Case #1. The recipient fell unconscious at church and had a vision of a heavenly city with Jesus, who offered her wine. When she woke up, she appeared to be drunk, and other church members claimed that they could smell wine coming from her mouth.
Case #2. The recipient battled an evil creature while in a state of being half awake/half asleep. Jesus occasionally appeared to him to help him, but was rejected, until the demon got too powerful and he finally accepted Jesus' help. During the "battle", his hysteric wife claims to have seen him levitate. Strangely enough, the wife never sees Jesus or the demon, and the man never noticed that he was levitating. The pets and children slept thru the whole thing.
Case #25. The recipient has a vision of Jesus in 18" deep snow. The spot where Jesus stood, about 3' in diameter, was bare ground, with no tracks leading to it or away from it. The visionary was unsure whether Jesus was transparent or not.
Case #26. The recipient had a skiing accident, in which he injured his neck vertebrae. He saw Jesus in the hospital and made a miraculous recovery. Jesus appeared somewhat transparent.
Case #27. The recipient saw Jesus standing over the bed of a sick friend, but looking at him. The recipient tried to touch Jesus, but he disappeared, touching the sick friend as he left. The sick friend jumps up, healed, and reports that he felt something touch him when it happened.
The cases are rather interesting. But, as I said before, we have no good reason to think that these coincidences are of divine origin. For all I know the rain gutter could've released a bunch of water that made the spot in the snow. And the little girl in church may have drank grape juice before the event, leading some to think it was wine. After all, the church she went to wasn't allowed to drink wine, remember? How would they know what it smelled like. Furthermore, Wiebe himself admitted that he could not verify the details of each account. And we all know how bad memory can be.
Anyways, there was one case that was very impressive. Apparently, according to Case #28, an entire congregation and a Pastor all saw Jesus appear in the middle of a sermon. And if that isn't enough for you, the apparition was filmed! Although this case may seem impressive now- the entire case looks far more like deliberate deception when you look at it more closely. Ken Pulliam had a very good response to this case (here) which I will not spoil for you. Another fierce critique of this case comes from, strangely enough, a Christian apologist (here).

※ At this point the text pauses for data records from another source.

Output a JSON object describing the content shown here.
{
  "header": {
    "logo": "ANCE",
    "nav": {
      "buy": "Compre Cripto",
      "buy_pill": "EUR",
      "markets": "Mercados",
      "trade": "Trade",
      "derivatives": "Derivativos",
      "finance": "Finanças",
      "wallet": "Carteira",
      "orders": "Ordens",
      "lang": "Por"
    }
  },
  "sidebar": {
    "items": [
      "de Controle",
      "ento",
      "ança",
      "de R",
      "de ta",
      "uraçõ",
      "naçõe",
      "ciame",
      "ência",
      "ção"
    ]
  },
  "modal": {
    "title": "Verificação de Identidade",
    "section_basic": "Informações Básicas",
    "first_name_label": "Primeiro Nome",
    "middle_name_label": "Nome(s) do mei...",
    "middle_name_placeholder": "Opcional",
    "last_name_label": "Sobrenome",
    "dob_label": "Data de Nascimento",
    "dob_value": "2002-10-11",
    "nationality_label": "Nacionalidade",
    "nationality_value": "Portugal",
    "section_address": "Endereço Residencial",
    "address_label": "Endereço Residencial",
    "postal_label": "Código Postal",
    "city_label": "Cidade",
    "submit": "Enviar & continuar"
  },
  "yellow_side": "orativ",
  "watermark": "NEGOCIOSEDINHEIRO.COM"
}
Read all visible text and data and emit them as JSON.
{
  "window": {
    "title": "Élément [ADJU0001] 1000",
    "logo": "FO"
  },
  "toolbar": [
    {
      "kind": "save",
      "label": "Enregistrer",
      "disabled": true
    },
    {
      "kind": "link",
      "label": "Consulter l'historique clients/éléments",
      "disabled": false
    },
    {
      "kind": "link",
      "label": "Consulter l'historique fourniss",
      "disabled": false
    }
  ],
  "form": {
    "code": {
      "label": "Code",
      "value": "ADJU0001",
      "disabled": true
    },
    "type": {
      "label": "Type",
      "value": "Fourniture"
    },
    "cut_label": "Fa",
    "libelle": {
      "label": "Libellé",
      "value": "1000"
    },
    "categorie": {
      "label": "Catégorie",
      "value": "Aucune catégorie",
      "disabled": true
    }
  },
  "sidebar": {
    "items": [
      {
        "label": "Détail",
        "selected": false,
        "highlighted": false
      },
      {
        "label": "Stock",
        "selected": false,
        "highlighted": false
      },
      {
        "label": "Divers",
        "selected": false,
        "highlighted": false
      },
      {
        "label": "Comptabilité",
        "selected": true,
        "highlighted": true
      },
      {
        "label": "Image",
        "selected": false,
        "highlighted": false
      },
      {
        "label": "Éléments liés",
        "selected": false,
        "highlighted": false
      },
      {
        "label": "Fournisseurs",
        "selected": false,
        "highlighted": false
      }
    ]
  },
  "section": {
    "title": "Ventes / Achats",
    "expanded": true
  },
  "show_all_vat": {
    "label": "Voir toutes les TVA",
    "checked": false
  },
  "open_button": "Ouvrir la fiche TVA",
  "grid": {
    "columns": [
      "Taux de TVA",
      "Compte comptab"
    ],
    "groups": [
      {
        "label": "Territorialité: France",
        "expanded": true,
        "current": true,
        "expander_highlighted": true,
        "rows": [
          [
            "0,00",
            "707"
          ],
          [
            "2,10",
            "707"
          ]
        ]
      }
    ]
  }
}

As I've said before, the second part of the book is far too complex for me to critique. What I do know, however, and what Pulliam points out quite rightly is that Cognitive scientists are learning more and more every day- so we shouldn't feel bad just because we don't have an answer now. Perhaps in the future, when we understand how the brain works better, will we be able to come up with a more complete theory that accounts for the types of experiences honest people like these have. After all, most Psychologists are atheists.